Mass production has made sugar plentiful and has refined any beneficial nutrients right out of most of our options. Sugar is now added to just about everything you can buy. Personally, I don’t think this is any accident as manufacturers know that the more sweets we eat, the more we crave, and the more we will likely buy. Do you want that to be dictating your food choices? I sure don’t. In 1900, the average person in the U.S. consumed 5 lbs of sugar per year; today it’s 152 lbs per person per year. Now that’s a lot of sugar!
Here are some ideas to help you with sugar decisions. I am continually experimenting with choices and recipes to cut back on the amount of sugar that my family consumes, but I am definitely not the sugar guru! You will need to see what approach works best for you.
1. Read ingredient lists on whatever processed foods you do buy. Remember that any type of sweetener (honey, molasses, syrups, etc) count as sugar. Carbohydrates, especially refined ones such as flours, also count as the body converts them to sugar pretty quickly.
2. Don’t buy processed foods and instead make your own as much as possible. That way you can control your ingredients and quantities. I bake cookies for my kids (and myself!) like most moms, but there is no way I am adding 2 cups of sugar, which is typical for many recipes. I’ve found you can easily cut back to 1/3 or 1/4 of what’s called for.
3. When you’re eating sweet foods, combine them with protein and fibre, so that the body can absorb the sugars more slowly.
4. Add more flavours like cinnamon and vanilla so that you don’t need as much sweetener. These also help to control blood sugar.
5. Choose sweeteners that are less refined. Unless you’re growing the plants yourself, or can source them locally, the reality is that these are all refined. However, the less refined you can get a sweetener, the more nutrients are still included in them.
· Monk fruit, also known as Lo Han Guo and processed as “Lo Han sweetener”, is considered the best option right now. I haven’t tried it because I haven’t been able to find it anywhere that I shop yet. If you come across it, you may want to give it a try.
· Stevia. This has a very strong aftertaste that I don’t find particularly pleasant. It comes in powdered and liquid form, and you may want to experiment with this too.
· Blackstrap molasses
· Coconut palm sugar
· Local organic raw honey
· Rice syrup
· Coconut sugar – the flavours vary widely between brands, so find one you like.
I do still use maple syrup and occasionally agave. From my research, these are higher in fructose which puts more strain on the liver, so moderation is important here too.
Xylitol and sorbitol are other sweeteners that are often recommended. At this stage, I’m still researching how these are made before I decide whether I will try them out.

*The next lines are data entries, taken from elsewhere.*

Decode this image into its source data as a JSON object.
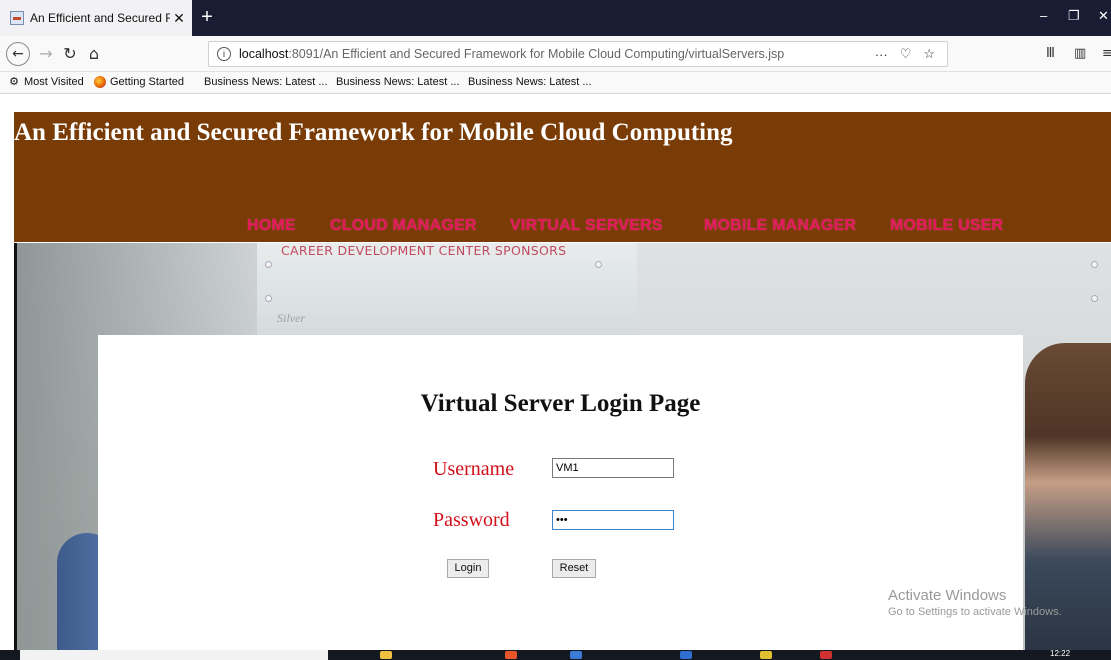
{
  "browser": {
    "tab_title": "An Efficient and Secured Frame",
    "tab_close": "✕",
    "new_tab": "+",
    "window_controls": {
      "minimize": "–",
      "maximize": "❐",
      "close": "✕"
    },
    "url_host": "localhost",
    "url_path": ":8091/An Efficient and Secured Framework for Mobile Cloud Computing/virtualServers.jsp",
    "page_actions": "···",
    "bookmarks": [
      "Most Visited",
      "Getting Started",
      "Business News: Latest ...",
      "Business News: Latest ...",
      "Business News: Latest ..."
    ]
  },
  "site": {
    "title": "An Efficient and Secured Framework for Mobile Cloud Computing",
    "nav": [
      "HOME",
      "CLOUD MANAGER",
      "VIRTUAL SERVERS",
      "MOBILE MANAGER",
      "MOBILE USER"
    ],
    "header_color": "#7a3c06",
    "nav_color": "#e0195b"
  },
  "hero": {
    "sign_text": "CAREER DEVELOPMENT CENTER SPONSORS",
    "sign_sub": "Silver"
  },
  "login": {
    "heading": "Virtual Server Login Page",
    "username_label": "Username",
    "username_value": "VM1",
    "password_label": "Password",
    "password_value": "•••",
    "login_button": "Login",
    "reset_button": "Reset",
    "label_color": "#d1101a"
  },
  "watermark": {
    "line1": "Activate Windows",
    "line2": "Go to Settings to activate Windows."
  },
  "taskbar": {
    "clock": "12:22"
  }
}
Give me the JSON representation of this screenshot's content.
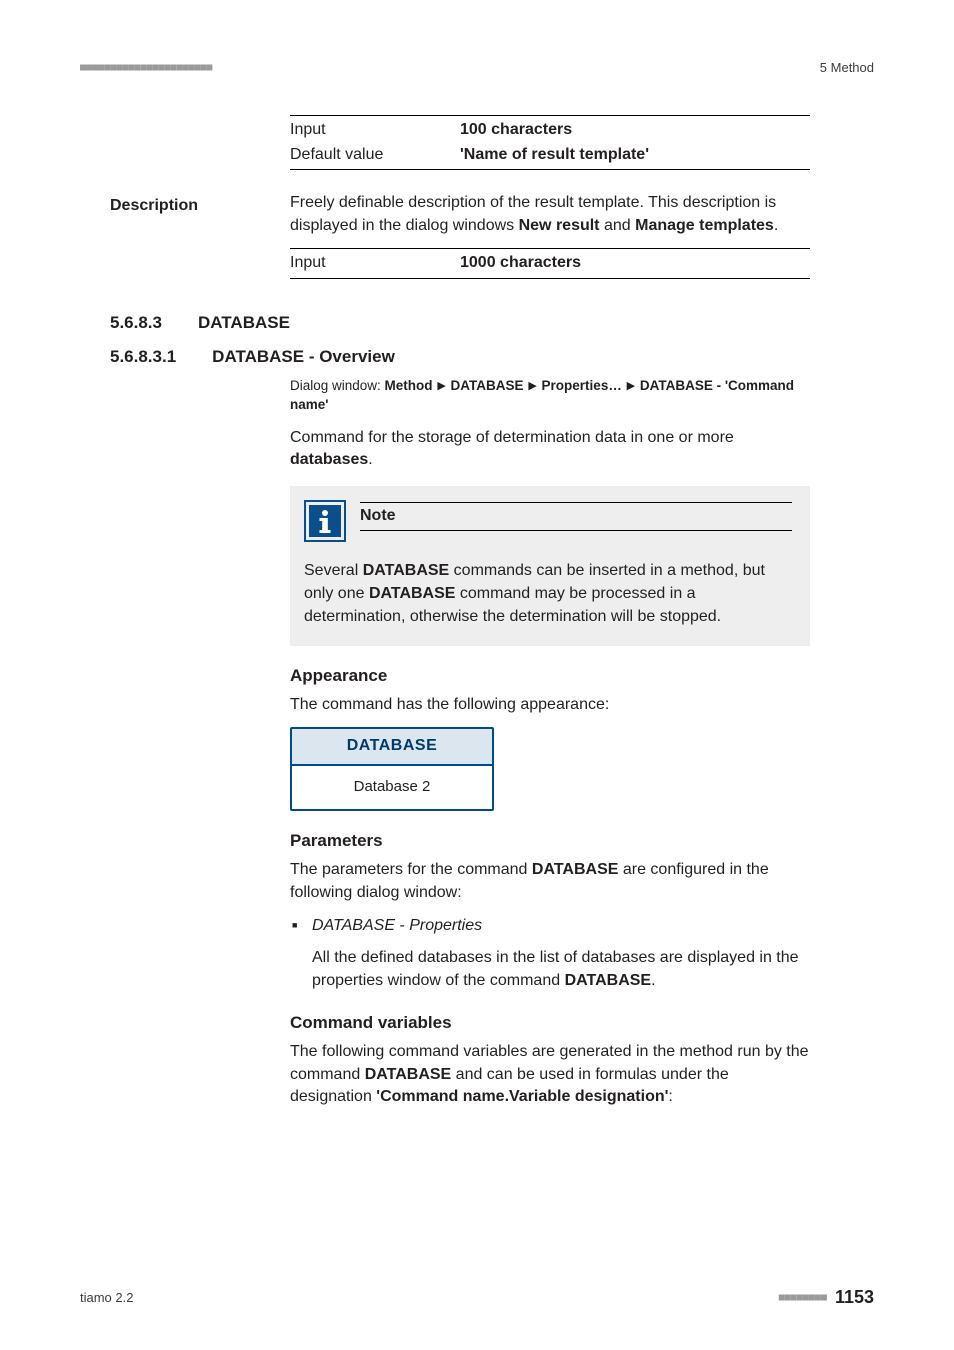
{
  "header": {
    "left_dots": "■■■■■■■■■■■■■■■■■■■■■■",
    "right": "5 Method"
  },
  "tbl_top": {
    "r1": {
      "l": "Input",
      "r": "100 characters"
    },
    "r2": {
      "l": "Default value",
      "r": "'Name of result template'"
    }
  },
  "desc": {
    "heading": "Description",
    "para": [
      "Freely definable description of the result template. This description is dis",
      "played in the dialog windows ",
      "New result",
      " and ",
      "Manage templates",
      "."
    ],
    "row": {
      "l": "Input",
      "r": "1000 characters"
    }
  },
  "s5683": {
    "num": "5.6.8.3",
    "title": "DATABASE"
  },
  "s56831": {
    "num": "5.6.8.3.1",
    "title": "DATABASE - Overview",
    "dlg": {
      "prefix": "Dialog window: ",
      "c1": "Method",
      "c2": "DATABASE",
      "c3": "Properties…",
      "c4": "DATABASE - 'Command name'"
    },
    "cmd_para_parts": [
      "Command for the storage of determination data in one or more ",
      "databa",
      "ses",
      "."
    ]
  },
  "note": {
    "title": "Note",
    "body_parts": [
      "Several ",
      "DATABASE",
      " commands can be inserted in a method, but only one ",
      "DATABASE",
      " command may be processed in a determination, otherwise the determination will be stopped."
    ]
  },
  "appearance": {
    "heading": "Appearance",
    "text": "The command has the following appearance:",
    "card_title": "DATABASE",
    "card_body": "Database 2"
  },
  "parameters": {
    "heading": "Parameters",
    "lead_parts": [
      "The parameters for the command ",
      "DATABASE",
      " are configured in the following dialog window:"
    ],
    "item_title": "DATABASE - Properties",
    "item_body_parts": [
      "All the defined databases in the list of databases are displayed in the properties window of the command ",
      "DATABASE",
      "."
    ]
  },
  "cmdvars": {
    "heading": "Command variables",
    "body_parts": [
      "The following command variables are generated in the method run by the command ",
      "DATABASE",
      " and can be used in formulas under the designation ",
      "'Command name.Variable designation'",
      ":"
    ]
  },
  "footer": {
    "left": "tiamo 2.2",
    "dots": "■■■■■■■■",
    "page": "1153"
  }
}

As for artificial sweeteners, avoid these altogether. Aside from the questionable additives, recent studies are showing that they still produce an insulin response, and create cravings for more sweets, while at the same time they don’t trigger any response in the body that tells it it’s full. There is just no benefit .
Overall, it’s about eating sensibly, as close to a natural state as possible, and homemade as much as you can manage. Your tastebuds do change, so while you may be used to very sweet foods, it is possible to cut back and begin to appreciate more subtle sweetness again.